+++ WORKING DATA +++

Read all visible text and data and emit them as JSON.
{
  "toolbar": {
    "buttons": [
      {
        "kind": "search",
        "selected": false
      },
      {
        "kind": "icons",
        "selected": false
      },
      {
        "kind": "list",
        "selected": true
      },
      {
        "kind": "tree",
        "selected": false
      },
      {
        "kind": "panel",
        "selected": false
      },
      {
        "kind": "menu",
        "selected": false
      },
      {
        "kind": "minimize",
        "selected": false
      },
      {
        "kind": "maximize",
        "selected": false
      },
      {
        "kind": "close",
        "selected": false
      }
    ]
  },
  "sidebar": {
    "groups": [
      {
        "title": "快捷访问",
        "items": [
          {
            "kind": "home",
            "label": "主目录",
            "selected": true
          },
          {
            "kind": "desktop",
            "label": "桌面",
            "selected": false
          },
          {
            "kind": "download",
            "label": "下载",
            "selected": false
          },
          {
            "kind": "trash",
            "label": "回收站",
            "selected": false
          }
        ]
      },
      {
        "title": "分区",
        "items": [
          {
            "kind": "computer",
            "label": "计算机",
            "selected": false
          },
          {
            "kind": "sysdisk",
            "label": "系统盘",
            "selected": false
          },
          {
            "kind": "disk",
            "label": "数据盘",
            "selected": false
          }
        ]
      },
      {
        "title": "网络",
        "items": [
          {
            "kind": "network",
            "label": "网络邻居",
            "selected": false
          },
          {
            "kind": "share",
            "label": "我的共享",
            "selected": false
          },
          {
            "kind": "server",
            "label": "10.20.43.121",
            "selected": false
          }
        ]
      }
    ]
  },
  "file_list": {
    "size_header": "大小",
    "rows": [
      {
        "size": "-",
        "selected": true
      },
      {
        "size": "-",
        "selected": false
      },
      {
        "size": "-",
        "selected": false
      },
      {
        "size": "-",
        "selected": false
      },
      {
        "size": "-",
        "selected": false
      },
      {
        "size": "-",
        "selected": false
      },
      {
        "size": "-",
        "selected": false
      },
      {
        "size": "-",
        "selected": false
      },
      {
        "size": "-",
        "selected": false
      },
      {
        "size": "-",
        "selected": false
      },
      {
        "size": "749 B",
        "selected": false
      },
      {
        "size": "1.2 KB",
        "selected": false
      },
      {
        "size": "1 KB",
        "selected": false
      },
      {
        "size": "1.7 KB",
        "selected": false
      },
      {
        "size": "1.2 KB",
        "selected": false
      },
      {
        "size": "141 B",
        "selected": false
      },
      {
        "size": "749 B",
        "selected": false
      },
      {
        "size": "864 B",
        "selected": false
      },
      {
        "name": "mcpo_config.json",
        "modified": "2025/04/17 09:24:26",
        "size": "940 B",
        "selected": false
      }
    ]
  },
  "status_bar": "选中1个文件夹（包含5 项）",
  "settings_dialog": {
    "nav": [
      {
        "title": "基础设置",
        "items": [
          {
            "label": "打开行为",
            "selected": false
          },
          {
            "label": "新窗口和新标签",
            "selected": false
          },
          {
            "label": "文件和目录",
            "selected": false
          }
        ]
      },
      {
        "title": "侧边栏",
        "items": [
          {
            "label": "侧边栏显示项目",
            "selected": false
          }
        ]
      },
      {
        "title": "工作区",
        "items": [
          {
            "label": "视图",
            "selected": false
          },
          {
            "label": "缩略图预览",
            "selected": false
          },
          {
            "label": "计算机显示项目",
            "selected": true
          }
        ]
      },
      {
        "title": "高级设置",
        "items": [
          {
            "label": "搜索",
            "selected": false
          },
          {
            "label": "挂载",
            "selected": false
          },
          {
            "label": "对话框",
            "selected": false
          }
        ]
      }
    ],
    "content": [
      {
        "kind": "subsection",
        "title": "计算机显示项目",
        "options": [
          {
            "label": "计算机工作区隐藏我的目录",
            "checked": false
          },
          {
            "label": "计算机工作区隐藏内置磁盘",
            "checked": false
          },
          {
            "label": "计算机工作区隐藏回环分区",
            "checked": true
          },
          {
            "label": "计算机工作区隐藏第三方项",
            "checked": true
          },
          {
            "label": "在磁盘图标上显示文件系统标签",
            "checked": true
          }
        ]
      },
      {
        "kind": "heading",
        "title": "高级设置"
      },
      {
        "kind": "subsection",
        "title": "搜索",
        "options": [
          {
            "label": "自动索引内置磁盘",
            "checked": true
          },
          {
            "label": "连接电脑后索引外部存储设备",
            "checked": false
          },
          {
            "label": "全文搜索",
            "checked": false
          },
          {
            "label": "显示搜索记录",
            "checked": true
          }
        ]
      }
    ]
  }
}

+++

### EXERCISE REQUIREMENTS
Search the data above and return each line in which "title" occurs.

### SOLUTION TO THE EXERCISE
        "title": "快捷访问",
        "title": "分区",
        "title": "网络",
        "title": "基础设置",
        "title": "侧边栏",
        "title": "工作区",
        "title": "高级设置",
        "title": "计算机显示项目",
        "title": "高级设置"
        "title": "搜索",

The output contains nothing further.